== Data extract

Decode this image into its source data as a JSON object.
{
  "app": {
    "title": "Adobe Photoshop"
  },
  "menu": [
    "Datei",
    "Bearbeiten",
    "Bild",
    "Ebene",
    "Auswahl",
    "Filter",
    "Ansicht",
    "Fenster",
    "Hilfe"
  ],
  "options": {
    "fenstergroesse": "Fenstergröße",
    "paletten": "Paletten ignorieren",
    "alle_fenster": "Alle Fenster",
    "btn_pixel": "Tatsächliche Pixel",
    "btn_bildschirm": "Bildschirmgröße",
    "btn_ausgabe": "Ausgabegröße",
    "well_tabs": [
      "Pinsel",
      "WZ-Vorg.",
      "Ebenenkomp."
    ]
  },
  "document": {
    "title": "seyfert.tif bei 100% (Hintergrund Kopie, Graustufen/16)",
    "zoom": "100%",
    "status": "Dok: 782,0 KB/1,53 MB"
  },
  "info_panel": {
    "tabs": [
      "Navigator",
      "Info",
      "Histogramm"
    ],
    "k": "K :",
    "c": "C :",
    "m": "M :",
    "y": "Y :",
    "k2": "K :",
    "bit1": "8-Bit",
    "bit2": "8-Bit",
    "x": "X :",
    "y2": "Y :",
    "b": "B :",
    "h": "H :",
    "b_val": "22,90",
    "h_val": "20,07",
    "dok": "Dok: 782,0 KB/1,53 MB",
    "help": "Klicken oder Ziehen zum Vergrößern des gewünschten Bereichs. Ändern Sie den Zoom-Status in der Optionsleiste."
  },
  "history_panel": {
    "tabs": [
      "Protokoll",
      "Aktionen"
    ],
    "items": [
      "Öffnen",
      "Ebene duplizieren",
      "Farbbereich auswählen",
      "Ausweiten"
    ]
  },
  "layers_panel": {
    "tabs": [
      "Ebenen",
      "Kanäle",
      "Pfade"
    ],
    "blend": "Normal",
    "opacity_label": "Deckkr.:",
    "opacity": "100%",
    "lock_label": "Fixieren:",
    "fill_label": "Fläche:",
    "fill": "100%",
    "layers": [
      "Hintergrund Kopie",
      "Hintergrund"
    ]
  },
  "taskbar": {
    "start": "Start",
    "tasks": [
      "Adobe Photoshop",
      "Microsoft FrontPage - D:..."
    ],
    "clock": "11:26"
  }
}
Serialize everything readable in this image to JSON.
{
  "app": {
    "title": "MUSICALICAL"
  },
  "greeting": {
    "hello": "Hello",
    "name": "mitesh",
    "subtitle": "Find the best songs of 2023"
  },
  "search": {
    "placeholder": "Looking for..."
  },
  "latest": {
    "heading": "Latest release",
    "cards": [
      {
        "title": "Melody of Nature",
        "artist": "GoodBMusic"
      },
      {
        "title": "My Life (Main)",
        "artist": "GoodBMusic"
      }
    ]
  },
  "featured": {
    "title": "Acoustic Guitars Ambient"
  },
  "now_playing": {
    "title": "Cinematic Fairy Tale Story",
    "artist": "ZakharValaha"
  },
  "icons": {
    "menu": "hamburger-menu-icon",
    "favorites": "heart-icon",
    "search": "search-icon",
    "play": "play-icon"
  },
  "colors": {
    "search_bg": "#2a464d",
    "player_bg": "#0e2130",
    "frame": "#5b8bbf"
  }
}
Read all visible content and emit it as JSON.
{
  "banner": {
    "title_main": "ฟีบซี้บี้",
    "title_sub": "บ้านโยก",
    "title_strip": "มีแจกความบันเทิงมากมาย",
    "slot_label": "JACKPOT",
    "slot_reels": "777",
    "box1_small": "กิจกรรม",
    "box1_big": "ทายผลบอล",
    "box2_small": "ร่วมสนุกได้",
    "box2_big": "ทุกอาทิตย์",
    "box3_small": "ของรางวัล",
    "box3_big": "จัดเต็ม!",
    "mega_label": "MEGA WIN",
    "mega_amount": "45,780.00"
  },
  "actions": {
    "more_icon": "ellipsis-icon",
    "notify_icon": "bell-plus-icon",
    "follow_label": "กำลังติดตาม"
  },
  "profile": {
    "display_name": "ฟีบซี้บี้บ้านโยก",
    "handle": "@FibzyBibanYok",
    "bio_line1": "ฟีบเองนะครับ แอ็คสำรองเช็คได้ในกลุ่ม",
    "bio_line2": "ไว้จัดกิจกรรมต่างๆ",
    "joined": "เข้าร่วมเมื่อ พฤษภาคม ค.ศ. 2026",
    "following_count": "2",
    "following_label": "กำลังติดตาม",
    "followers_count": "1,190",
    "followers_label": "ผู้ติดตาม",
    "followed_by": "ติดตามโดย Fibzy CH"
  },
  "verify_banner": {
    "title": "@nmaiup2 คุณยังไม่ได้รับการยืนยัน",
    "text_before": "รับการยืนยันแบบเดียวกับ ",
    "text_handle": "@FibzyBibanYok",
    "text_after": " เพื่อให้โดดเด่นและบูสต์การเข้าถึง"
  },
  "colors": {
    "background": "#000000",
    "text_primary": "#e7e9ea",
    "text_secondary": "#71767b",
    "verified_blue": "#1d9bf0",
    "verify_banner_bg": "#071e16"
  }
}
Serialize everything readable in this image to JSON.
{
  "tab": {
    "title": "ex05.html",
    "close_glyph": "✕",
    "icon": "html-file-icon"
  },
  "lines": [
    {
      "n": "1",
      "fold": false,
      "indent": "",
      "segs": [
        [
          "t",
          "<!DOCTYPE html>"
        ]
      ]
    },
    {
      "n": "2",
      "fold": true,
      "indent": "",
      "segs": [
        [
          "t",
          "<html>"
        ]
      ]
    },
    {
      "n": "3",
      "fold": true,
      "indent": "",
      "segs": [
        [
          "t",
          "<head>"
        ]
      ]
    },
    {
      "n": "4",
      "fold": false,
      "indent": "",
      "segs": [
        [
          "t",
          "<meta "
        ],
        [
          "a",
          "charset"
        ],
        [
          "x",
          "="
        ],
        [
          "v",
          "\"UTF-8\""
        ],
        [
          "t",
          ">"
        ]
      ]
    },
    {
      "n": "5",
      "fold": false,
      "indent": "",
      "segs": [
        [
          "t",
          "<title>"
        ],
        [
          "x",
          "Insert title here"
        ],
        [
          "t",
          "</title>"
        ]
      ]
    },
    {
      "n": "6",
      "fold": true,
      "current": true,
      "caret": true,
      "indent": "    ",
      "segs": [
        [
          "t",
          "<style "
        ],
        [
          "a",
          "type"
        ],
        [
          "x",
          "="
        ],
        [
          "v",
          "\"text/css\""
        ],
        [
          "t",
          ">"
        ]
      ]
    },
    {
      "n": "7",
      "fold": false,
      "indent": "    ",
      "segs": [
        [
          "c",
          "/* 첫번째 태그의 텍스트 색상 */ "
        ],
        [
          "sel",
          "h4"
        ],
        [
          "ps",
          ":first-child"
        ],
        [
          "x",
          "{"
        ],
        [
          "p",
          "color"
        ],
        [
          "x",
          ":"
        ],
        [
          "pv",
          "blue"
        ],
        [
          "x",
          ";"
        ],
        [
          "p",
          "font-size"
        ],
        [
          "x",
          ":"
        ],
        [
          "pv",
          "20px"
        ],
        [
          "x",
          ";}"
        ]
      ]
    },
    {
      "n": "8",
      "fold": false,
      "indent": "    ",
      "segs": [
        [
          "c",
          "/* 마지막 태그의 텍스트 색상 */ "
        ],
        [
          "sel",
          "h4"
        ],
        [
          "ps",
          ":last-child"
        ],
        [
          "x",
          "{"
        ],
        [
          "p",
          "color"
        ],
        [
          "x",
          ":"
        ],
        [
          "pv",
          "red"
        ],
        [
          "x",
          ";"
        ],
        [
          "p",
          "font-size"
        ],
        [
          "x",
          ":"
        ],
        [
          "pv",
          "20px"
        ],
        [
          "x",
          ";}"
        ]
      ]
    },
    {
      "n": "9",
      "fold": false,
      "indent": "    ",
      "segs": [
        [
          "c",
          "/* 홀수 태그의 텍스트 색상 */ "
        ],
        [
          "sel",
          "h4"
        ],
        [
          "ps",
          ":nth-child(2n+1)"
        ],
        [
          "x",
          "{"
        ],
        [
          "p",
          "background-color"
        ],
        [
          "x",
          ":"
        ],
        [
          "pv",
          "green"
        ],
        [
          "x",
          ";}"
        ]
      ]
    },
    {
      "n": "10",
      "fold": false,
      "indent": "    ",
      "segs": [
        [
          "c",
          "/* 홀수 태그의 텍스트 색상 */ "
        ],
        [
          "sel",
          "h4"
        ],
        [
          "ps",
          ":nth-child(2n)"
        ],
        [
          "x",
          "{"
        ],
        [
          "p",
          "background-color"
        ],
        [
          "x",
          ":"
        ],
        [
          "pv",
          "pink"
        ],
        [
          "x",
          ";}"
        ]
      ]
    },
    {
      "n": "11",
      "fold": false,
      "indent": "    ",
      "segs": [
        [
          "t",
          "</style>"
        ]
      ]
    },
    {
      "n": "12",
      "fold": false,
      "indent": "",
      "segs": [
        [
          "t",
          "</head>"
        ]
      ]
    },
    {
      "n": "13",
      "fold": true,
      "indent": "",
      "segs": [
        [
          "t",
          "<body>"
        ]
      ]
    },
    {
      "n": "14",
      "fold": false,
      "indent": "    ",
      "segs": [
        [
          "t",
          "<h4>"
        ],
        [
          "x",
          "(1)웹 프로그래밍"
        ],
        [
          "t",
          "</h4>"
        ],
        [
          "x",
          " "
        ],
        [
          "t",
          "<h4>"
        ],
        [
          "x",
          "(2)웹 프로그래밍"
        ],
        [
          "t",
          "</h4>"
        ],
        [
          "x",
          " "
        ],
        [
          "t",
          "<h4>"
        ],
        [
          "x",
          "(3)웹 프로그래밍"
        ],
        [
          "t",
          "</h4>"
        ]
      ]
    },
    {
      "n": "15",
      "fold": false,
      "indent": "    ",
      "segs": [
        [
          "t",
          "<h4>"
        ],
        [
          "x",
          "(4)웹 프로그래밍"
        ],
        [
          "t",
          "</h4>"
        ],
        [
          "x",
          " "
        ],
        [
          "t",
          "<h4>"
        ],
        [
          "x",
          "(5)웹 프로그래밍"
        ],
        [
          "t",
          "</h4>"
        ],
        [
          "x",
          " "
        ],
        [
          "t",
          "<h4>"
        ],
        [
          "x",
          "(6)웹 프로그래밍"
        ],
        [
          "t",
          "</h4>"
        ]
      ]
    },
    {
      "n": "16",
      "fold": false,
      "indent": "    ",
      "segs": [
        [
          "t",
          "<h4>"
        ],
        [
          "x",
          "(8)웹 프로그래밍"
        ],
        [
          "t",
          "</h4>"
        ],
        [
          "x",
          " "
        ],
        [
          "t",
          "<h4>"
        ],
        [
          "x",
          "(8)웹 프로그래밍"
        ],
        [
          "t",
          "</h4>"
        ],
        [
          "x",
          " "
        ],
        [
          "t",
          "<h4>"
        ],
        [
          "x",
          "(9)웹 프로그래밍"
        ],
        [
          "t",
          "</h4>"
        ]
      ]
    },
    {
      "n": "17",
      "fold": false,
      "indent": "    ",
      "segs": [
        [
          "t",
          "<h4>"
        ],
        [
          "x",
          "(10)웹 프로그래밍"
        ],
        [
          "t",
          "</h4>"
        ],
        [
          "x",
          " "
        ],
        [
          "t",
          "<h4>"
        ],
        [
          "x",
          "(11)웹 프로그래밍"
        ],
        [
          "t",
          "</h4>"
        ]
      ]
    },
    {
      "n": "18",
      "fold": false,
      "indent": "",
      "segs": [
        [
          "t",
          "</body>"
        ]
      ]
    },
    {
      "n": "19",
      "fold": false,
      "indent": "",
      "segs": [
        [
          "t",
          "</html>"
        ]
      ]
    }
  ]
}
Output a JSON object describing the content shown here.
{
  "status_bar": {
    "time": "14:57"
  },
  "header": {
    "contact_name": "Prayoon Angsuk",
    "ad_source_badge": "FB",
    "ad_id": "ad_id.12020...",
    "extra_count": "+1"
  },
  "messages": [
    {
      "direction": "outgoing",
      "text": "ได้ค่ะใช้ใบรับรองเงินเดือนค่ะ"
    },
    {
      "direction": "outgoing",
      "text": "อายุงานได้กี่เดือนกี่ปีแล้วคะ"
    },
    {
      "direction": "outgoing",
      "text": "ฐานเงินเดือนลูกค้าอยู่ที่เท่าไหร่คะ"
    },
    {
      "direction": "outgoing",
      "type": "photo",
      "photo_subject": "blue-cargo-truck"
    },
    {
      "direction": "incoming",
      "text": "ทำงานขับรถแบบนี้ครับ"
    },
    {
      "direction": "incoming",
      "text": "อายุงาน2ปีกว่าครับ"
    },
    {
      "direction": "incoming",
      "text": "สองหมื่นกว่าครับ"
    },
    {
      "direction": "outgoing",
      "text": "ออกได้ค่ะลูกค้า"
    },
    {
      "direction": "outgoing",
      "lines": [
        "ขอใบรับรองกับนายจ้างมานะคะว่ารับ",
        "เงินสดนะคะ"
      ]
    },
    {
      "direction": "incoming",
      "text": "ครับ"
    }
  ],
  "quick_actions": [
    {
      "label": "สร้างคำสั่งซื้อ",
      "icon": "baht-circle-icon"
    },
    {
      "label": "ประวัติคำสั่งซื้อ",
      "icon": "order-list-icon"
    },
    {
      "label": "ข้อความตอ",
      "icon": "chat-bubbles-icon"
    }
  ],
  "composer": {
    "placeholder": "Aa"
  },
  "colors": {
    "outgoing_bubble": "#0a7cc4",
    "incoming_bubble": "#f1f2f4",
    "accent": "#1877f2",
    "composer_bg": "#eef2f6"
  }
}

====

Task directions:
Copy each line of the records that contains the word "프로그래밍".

Reply to the task:
          "(1)웹 프로그래밍"
          "(2)웹 프로그래밍"
          "(3)웹 프로그래밍"
          "(4)웹 프로그래밍"
          "(5)웹 프로그래밍"
          "(6)웹 프로그래밍"
          "(8)웹 프로그래밍"
          "(8)웹 프로그래밍"
          "(9)웹 프로그래밍"
          "(10)웹 프로그래밍"
          "(11)웹 프로그래밍"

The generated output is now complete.